With so much press coverage of the Nobel Peace Prize, the Nobel Prize in economics has not been discussed much. I am an economist, but I’m not really complaining. The other prizes haven’t received much press coverage either, and most people don’t have that much interest in economics anyway. (That’s not to say they’re not interested in the economy; they are just not interested in economics.)
The Prize went to Oliver Williamson and Elinor Ostrom for their analysis of the institutions of governance—as opposed to government. Williamson has focused his work on the organization of firms, whereas Ostrom’s work has been focused on governing common resources, such as fisheries, oil fields, and irrigation systems. Both Williamson and Ostrom show how individuals can devise solutions to resource allocation problems without having government impose them.
Ostrom’s work has significant implications for public policy because she looks at cases where most economists would argue that government solutions are needed to prevent an inefficient use of resources.
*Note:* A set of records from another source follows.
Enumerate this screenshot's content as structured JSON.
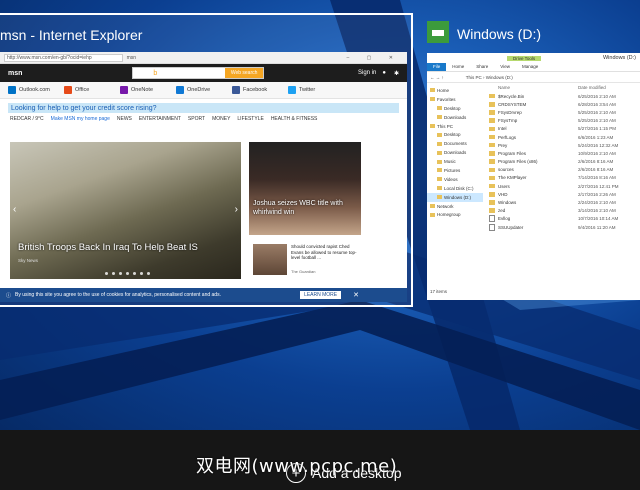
{
  "ie_window": {
    "title": "msn - Internet Explorer",
    "address_url": "http://www.msn.com/en-gb/?ocid=iehp",
    "address_tab": "msn",
    "msn": {
      "logo": "msn",
      "search_button": "Web search",
      "sign_in": "Sign in",
      "apps": [
        "Outlook.com",
        "Office",
        "OneNote",
        "OneDrive",
        "Facebook",
        "Twitter"
      ],
      "ad_text": "Looking for help to get your credit score rising?",
      "location": "REDCAR / 9°C",
      "make_home": "Make MSN my home page",
      "nav": [
        "NEWS",
        "ENTERTAINMENT",
        "SPORT",
        "MONEY",
        "LIFESTYLE",
        "HEALTH & FITNESS"
      ],
      "hero_caption": "British Troops Back In Iraq To Help Beat IS",
      "hero_source": "Sky News",
      "side_caption": "Joshua seizes WBC title with whirlwind win",
      "story_text": "Should convicted rapist Ched Evans be allowed to resume top-level football ...",
      "story_source": "The Guardian",
      "cookie_text": "By using this site you agree to the use of cookies for analytics, personalised content and ads.",
      "learn_more": "LEARN MORE",
      "close": "✕"
    }
  },
  "explorer_window": {
    "title": "Windows (D:)",
    "titlebar_tab": "Drive Tools",
    "titlebar_title": "Windows (D:)",
    "ribbon_tabs": [
      "File",
      "Home",
      "Share",
      "View",
      "Manage"
    ],
    "address_path": "This PC › Windows (D:)",
    "column_name": "Name",
    "column_date": "Date modified",
    "nav": [
      {
        "label": "Home",
        "selected": false
      },
      {
        "label": "Favorites",
        "selected": false
      },
      {
        "label": "Desktop",
        "selected": false
      },
      {
        "label": "Downloads",
        "selected": false
      },
      {
        "label": "This PC",
        "selected": false
      },
      {
        "label": "Desktop",
        "selected": false
      },
      {
        "label": "Documents",
        "selected": false
      },
      {
        "label": "Downloads",
        "selected": false
      },
      {
        "label": "Music",
        "selected": false
      },
      {
        "label": "Pictures",
        "selected": false
      },
      {
        "label": "Videos",
        "selected": false
      },
      {
        "label": "Local Disk (C:)",
        "selected": false
      },
      {
        "label": "Windows (D:)",
        "selected": true
      },
      {
        "label": "Network",
        "selected": false
      },
      {
        "label": "Homegroup",
        "selected": false
      }
    ],
    "files": [
      {
        "name": "$Recycle.Bin",
        "date": "6/25/2016 2:10 AM",
        "folder": true
      },
      {
        "name": "CRDSYSTEM",
        "date": "6/28/2016 3:54 AM",
        "folder": true
      },
      {
        "name": "FSysDrvrep",
        "date": "5/25/2016 2:10 AM",
        "folder": true
      },
      {
        "name": "FSysTmp",
        "date": "5/25/2016 2:10 AM",
        "folder": true
      },
      {
        "name": "Intel",
        "date": "5/27/2016 1:15 PM",
        "folder": true
      },
      {
        "name": "PerfLogs",
        "date": "6/6/2016 1:23 AM",
        "folder": true
      },
      {
        "name": "Prey",
        "date": "5/24/2016 12:32 AM",
        "folder": true
      },
      {
        "name": "Program Files",
        "date": "10/9/2016 2:10 AM",
        "folder": true
      },
      {
        "name": "Program Files (x86)",
        "date": "2/6/2016 8:16 AM",
        "folder": true
      },
      {
        "name": "sources",
        "date": "2/6/2016 8:16 AM",
        "folder": true
      },
      {
        "name": "The KMPlayer",
        "date": "7/14/2016 8:16 AM",
        "folder": true
      },
      {
        "name": "Users",
        "date": "2/27/2016 12:41 PM",
        "folder": true
      },
      {
        "name": "VHD",
        "date": "2/17/2016 2:26 AM",
        "folder": true
      },
      {
        "name": "Windows",
        "date": "2/24/2016 2:10 AM",
        "folder": true
      },
      {
        "name": "zed",
        "date": "3/14/2016 2:10 AM",
        "folder": true
      },
      {
        "name": "Evllog",
        "date": "10/7/2016 10:14 AM",
        "folder": false
      },
      {
        "name": "SSUUpdater",
        "date": "9/4/2016 11:20 AM",
        "folder": false
      }
    ],
    "status": "17 items"
  },
  "add_desktop": {
    "label": "Add a desktop",
    "icon": "plus-icon"
  },
  "watermark": "双电网(www.pcpc.me)"
}
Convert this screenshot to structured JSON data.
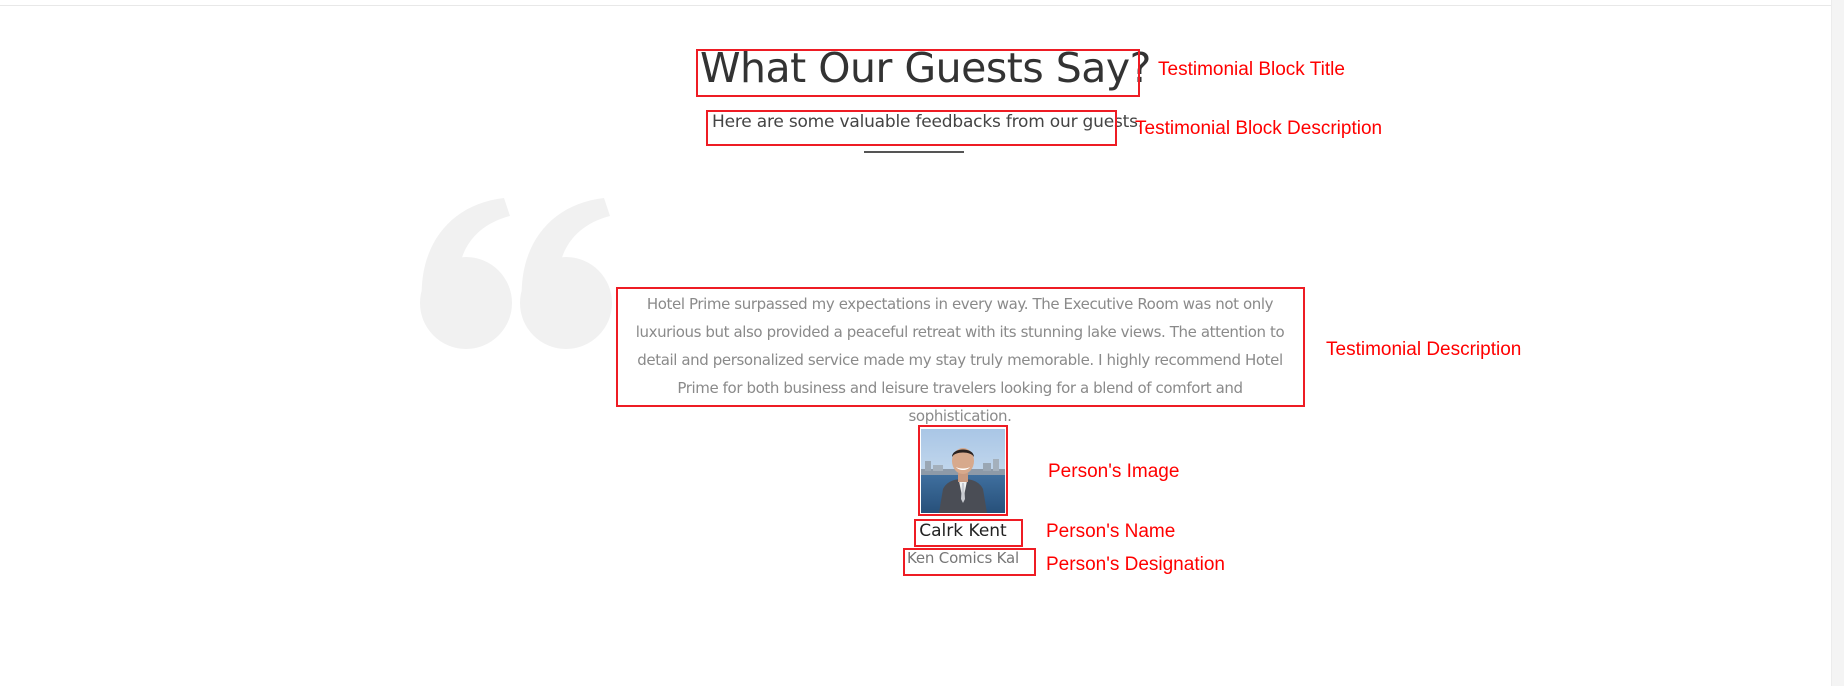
{
  "testimonial_block": {
    "title": "What Our Guests Say?",
    "description": "Here are some valuable feedbacks from our guests."
  },
  "testimonial": {
    "quote_icon": "quote-icon",
    "lines": [
      "Hotel Prime surpassed my expectations in every way. The Executive Room was not only",
      "luxurious but also provided a peaceful retreat with its stunning lake views. The attention to",
      "detail and personalized service made my stay truly memorable. I highly recommend Hotel",
      "Prime for both business and leisure travelers looking for a blend of comfort and sophistication."
    ],
    "person": {
      "name": "Calrk Kent",
      "designation": "Ken Comics Kal"
    }
  },
  "annotations": {
    "title_label": "Testimonial Block Title",
    "description_label": "Testimonial Block Description",
    "testimonial_description_label": "Testimonial Description",
    "image_label": "Person's Image",
    "name_label": "Person's Name",
    "designation_label": "Person's Designation"
  },
  "colors": {
    "annotation": "#ff0000",
    "quote_mark": "#f1f1f1",
    "title_text": "#333333",
    "testimonial_text": "#8a8a8a"
  }
}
She shows that not only are individuals able to work collectively to efficiently allocate resources, but that they do a better job of governance when they devise and enforce mechanisms for use of collective resources than when they have governance structures imposed on them.
Both Williamson and Ostrom take an institutional approach to understanding resource allocation, which means focusing on the arrangements people devise and use in their economic interactions. This contrasts with what might be referred to as a technological approach to economics (Williamson has used that term) where an economy is modeled as a system of equations that can be solved to find equilibrium outcomes.
From a public policy standpoint a technological approach to economics tends to lead economists to view the economy as if it is that system of equations, to look for ways that the mathematical structure of the model might be modified to yield better results, and then to imagine that there is a way to change the real-world economy in the same way. It is a short step to then say that the government can impose the same policies in the real world as the economist can impose on the mathematical model.
The institutional approach recognizes that there are potential solutions to economic problems that nobody may have thought of yet, and that any inefficiency is also an opportunity for entrepreneurial individuals to devise a better way of doing things. In a market economy the entrepreneurs benefit, but so does everybody else. If the government protects and enforces property rights, Williamson and Ostrom show that the creativity of individuals will produce a superior allocation of economic resources by allowing market mechanisms to work rather than by imposing rules from above. I will again emphasize the importance of Ostrom’s work, because she has shown this in cases where there is typically a presumption that a government-imposed solution is necessary.
The institutional approach taken by Williamson and Ostrom is much more market-friendly, and freedom-friendly, than the technological approach to economic analysis, which is one of the reasons I am delighted that their work has been recognized this way. They are not the first Nobel Laureates who have emphasized institutions. James Buchanan, Douglass North, and Ronald Coase also fit this description, but when real-world policy issues turn on whether we should rely more on markets or government planning, it is nice to see the Nobel Committee recognize the importance of this type of work.
While academic economics is probably of limited interest to most policymakers and elected officials, John Maynard Keynes famously said, “the ideas of economists and political philosophers, both when they are right and when they are wrong, are more powerful than is commonly understood. ... I am sure that the power of vested interests is vastly exaggerated compared with the gradual encroachment of ideas.” If so, the recognition by the Nobel Committee of Williamson’s and Ostrom’s work is a step in the right direction for freedom.